The city’s economy has recently switched from coal mining to tourism, due to the large amount of visitors drawn by the famous Ha Long Islets every year. At present, Ha Long is experiencing rapid growth not only in tourism sphere, but as a place upon the main road to southern China. In 2007 Vietnam-China Business Forum, a $400 million deal was signed to build a highway linking Ha Long, Mong Cai and Quảng Ninh.
Ha Long city is divided into two parts: East Ha Long and West Ha Long. The eastern part (“Hon Gai”), where most of the official buildings and industry are concentrated, is connected by bridge with the western part (“Bai Chay”), considered to be more of a tourism attraction.
There are several good quality hotels in Ha Long city and plenty of budget accommodation, two hospitals and several private medical centers.
In the south of the city there is Bai Tho (‘Poem’) Mountain with its almost vertical seaward face, which was widely used by some famous local poets. The limestone peak is rich in bio-diversity and offers attractive views of the bay. There are also such places of interest as Cua Van Fishing Village, Hoang Gia Park, Ha Long Market, Bai Chay Trading Center, Quảng Ninh Museum, Vietnam-Japan Cultural House, Children’s Cultural House.
Ha Long city has an active Roman Catholic Church in its eastern part (“Hon Gai”) on the hill near the main post office, which holds the services on Sunday evenings and on Christian holidays.
The biggest hotel in Vietnam is planned to be built on the bay, beginning from 2007.
Temperatures are high all year round for southern and central Vietnam; but northern Vietnam has a definite cooler season as the north monsoon occasionally advects cold air in from China. Frost and some snow may occur on the highest mountains in the north for a few days a year. In the southern Vietnam, the lowlands are sheltered from outbreaks of colder northerly air and the dry season is warm to hot with much sunshine.
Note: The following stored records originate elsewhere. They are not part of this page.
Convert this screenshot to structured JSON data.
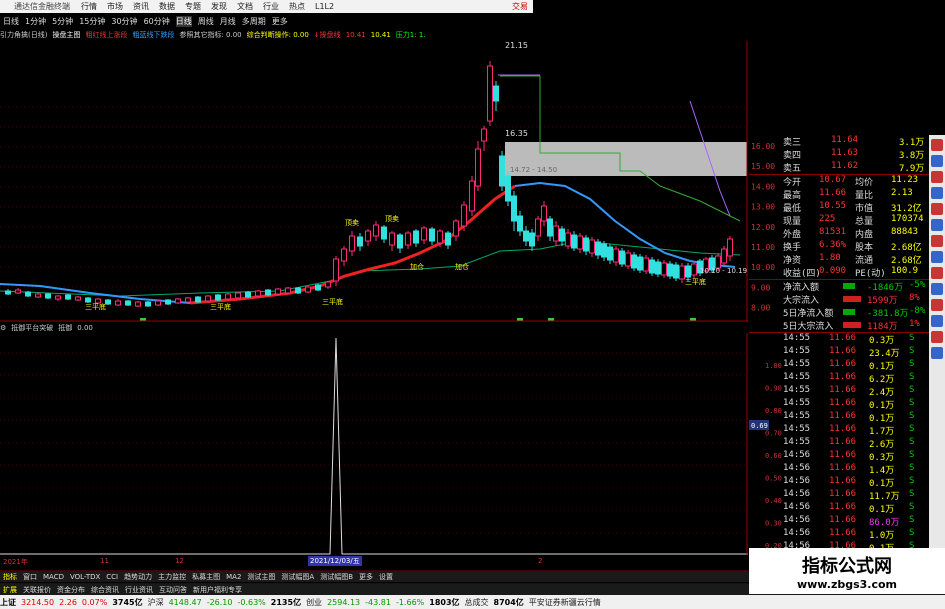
{
  "menubar": {
    "app_title": "通达信金融终端",
    "items": [
      "行情",
      "市场",
      "资讯",
      "数据",
      "专题",
      "发现",
      "文档",
      "行业",
      "热点",
      "L1L2"
    ],
    "trade": "交易"
  },
  "toolbar": {
    "items": [
      "日线",
      "1分钟",
      "5分钟",
      "15分钟",
      "30分钟",
      "60分钟",
      "日线",
      "周线",
      "月线",
      "多周期",
      "更多"
    ],
    "active_index": 6
  },
  "indicator_bar": {
    "items": [
      {
        "text": "引力角擒(日线)",
        "color": "#ccc"
      },
      {
        "text": "操盘主图",
        "color": "#fff"
      },
      {
        "text": "粗红线上涨段",
        "color": "#e33"
      },
      {
        "text": "粗蓝线下跌段",
        "color": "#39f"
      },
      {
        "text": "参照其它指标: 0.00",
        "color": "#ccc"
      },
      {
        "text": "综合判断操作: 0.00",
        "color": "#ff0"
      },
      {
        "text": "↓操盘线",
        "color": "#f33"
      },
      {
        "text": "10.41",
        "color": "#f33"
      },
      {
        "text": "10.41",
        "color": "#ff0"
      },
      {
        "text": "压力1: 1.",
        "color": "#0f0"
      }
    ]
  },
  "sub_indicator": {
    "name": "抵御平台突破",
    "label": "抵御",
    "value": "0.00"
  },
  "chart_labels": {
    "high_price": "21.15",
    "mid_price": "16.35",
    "box_label": "14.72 - 14.50",
    "low_range": "10.10 - 10.19",
    "annotations": [
      "三平底",
      "三平底",
      "三平底",
      "三平底",
      "顶卖",
      "顶卖",
      "加仓",
      "加仓"
    ],
    "date_left": "2021年",
    "date_cursor": "2021/12/03/五",
    "date_marks": [
      "11",
      "12",
      "2"
    ]
  },
  "price_ticks": [
    "16.00",
    "15.00",
    "14.00",
    "13.00",
    "12.00",
    "11.00",
    "10.00",
    "9.00",
    "8.00"
  ],
  "sub_ticks": [
    "1.00",
    "0.90",
    "0.80",
    "0.70",
    "0.60",
    "0.50",
    "0.40",
    "0.30",
    "0.20",
    "0.10"
  ],
  "sub_tick_current": "0.69",
  "quote_panel": {
    "asks": [
      {
        "label": "卖三",
        "price": "11.64",
        "vol": "3.1万"
      },
      {
        "label": "卖四",
        "price": "11.63",
        "vol": "3.8万"
      },
      {
        "label": "卖五",
        "price": "11.62",
        "vol": "7.9万"
      }
    ],
    "stats": [
      {
        "l1": "今开",
        "v1": "10.67",
        "l2": "均价",
        "v2": "11.23"
      },
      {
        "l1": "最高",
        "v1": "11.66",
        "l2": "量比",
        "v2": "2.13"
      },
      {
        "l1": "最低",
        "v1": "10.55",
        "l2": "市值",
        "v2": "31.2亿"
      },
      {
        "l1": "现量",
        "v1": "225",
        "l2": "总量",
        "v2": "170374"
      },
      {
        "l1": "外盘",
        "v1": "81531",
        "l2": "内盘",
        "v2": "88843"
      },
      {
        "l1": "换手",
        "v1": "6.36%",
        "l2": "股本",
        "v2": "2.68亿"
      },
      {
        "l1": "净资",
        "v1": "1.80",
        "l2": "流通",
        "v2": "2.68亿"
      },
      {
        "l1": "收益(四)",
        "v1": "0.090",
        "l2": "PE(动)",
        "v2": "100.9"
      }
    ],
    "flows": [
      {
        "label": "净流入额",
        "value": "-1846万",
        "pct": "-5%"
      },
      {
        "label": "大宗流入",
        "value": "1599万",
        "pct": "8%"
      },
      {
        "label": "5日净流入额",
        "value": "-381.8万",
        "pct": "-8%"
      },
      {
        "label": "5日大宗流入",
        "value": "1184万",
        "pct": "1%"
      }
    ],
    "ticks": [
      {
        "time": "14:55",
        "price": "11.66",
        "vol": "0.3万",
        "side": "S"
      },
      {
        "time": "14:55",
        "price": "11.66",
        "vol": "23.4万",
        "side": "S"
      },
      {
        "time": "14:55",
        "price": "11.66",
        "vol": "0.1万",
        "side": "S"
      },
      {
        "time": "14:55",
        "price": "11.66",
        "vol": "6.2万",
        "side": "S"
      },
      {
        "time": "14:55",
        "price": "11.66",
        "vol": "2.4万",
        "side": "S"
      },
      {
        "time": "14:55",
        "price": "11.66",
        "vol": "0.1万",
        "side": "S"
      },
      {
        "time": "14:55",
        "price": "11.66",
        "vol": "0.1万",
        "side": "S"
      },
      {
        "time": "14:55",
        "price": "11.66",
        "vol": "1.7万",
        "side": "S"
      },
      {
        "time": "14:55",
        "price": "11.66",
        "vol": "2.6万",
        "side": "S"
      },
      {
        "time": "14:56",
        "price": "11.66",
        "vol": "0.3万",
        "side": "S"
      },
      {
        "time": "14:56",
        "price": "11.66",
        "vol": "1.4万",
        "side": "S"
      },
      {
        "time": "14:56",
        "price": "11.66",
        "vol": "0.1万",
        "side": "S"
      },
      {
        "time": "14:56",
        "price": "11.66",
        "vol": "11.7万",
        "side": "S"
      },
      {
        "time": "14:56",
        "price": "11.66",
        "vol": "0.1万",
        "side": "S"
      },
      {
        "time": "14:56",
        "price": "11.66",
        "vol": "86.0万",
        "side": "S"
      },
      {
        "time": "14:56",
        "price": "11.66",
        "vol": "1.0万",
        "side": "S"
      },
      {
        "time": "14:56",
        "price": "11.66",
        "vol": "0.1万",
        "side": "S"
      },
      {
        "time": "14:56",
        "price": "11.66",
        "vol": "0.1万",
        "side": "S"
      }
    ]
  },
  "tabs": {
    "items": [
      "指标",
      "窗口",
      "MACD",
      "VOL-TDX",
      "CCI",
      "趋势动力",
      "主力监控",
      "私募主图",
      "MA2",
      "测试主图",
      "测试幅图A",
      "测试幅图B",
      "更多",
      "设置"
    ],
    "active_index": 0,
    "left_items": [
      "扩展",
      "关联报价",
      "资金分布",
      "综合资讯",
      "行业资讯",
      "互动问答",
      "新用户福利专享"
    ]
  },
  "statusbar": {
    "items": [
      {
        "text": "上证",
        "cls": "blk"
      },
      {
        "text": "3214.50",
        "cls": "red"
      },
      {
        "text": "2.26",
        "cls": "red"
      },
      {
        "text": "0.07%",
        "cls": "red"
      },
      {
        "text": "3745亿",
        "cls": "blk"
      },
      {
        "text": "沪深",
        "cls": ""
      },
      {
        "text": "4148.47",
        "cls": "grn"
      },
      {
        "text": "-26.10",
        "cls": "grn"
      },
      {
        "text": "-0.63%",
        "cls": "grn"
      },
      {
        "text": "2135亿",
        "cls": "blk"
      },
      {
        "text": "创业",
        "cls": ""
      },
      {
        "text": "2594.13",
        "cls": "grn"
      },
      {
        "text": "-43.81",
        "cls": "grn"
      },
      {
        "text": "-1.66%",
        "cls": "grn"
      },
      {
        "text": "1803亿",
        "cls": "blk"
      },
      {
        "text": "总成交",
        "cls": ""
      },
      {
        "text": "8704亿",
        "cls": "blk"
      },
      {
        "text": "平安证券新疆云行情",
        "cls": ""
      }
    ]
  },
  "watermark": {
    "title": "指标公式网",
    "url": "www.zbgs3.com"
  },
  "colors": {
    "up": "#ff3333",
    "down": "#33ffff",
    "ma_red": "#e82020",
    "ma_blue": "#3388ff",
    "grid_red": "#700"
  }
}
Kayaking in Ha Long Bay is more than an indulgence, it offers vistas not reachable by other means.The setting cannot be more dramatic. Thousands of limestone peaks rise magically from crystalline emerald waters, dotted by islets and deep, mysterious caves.However ...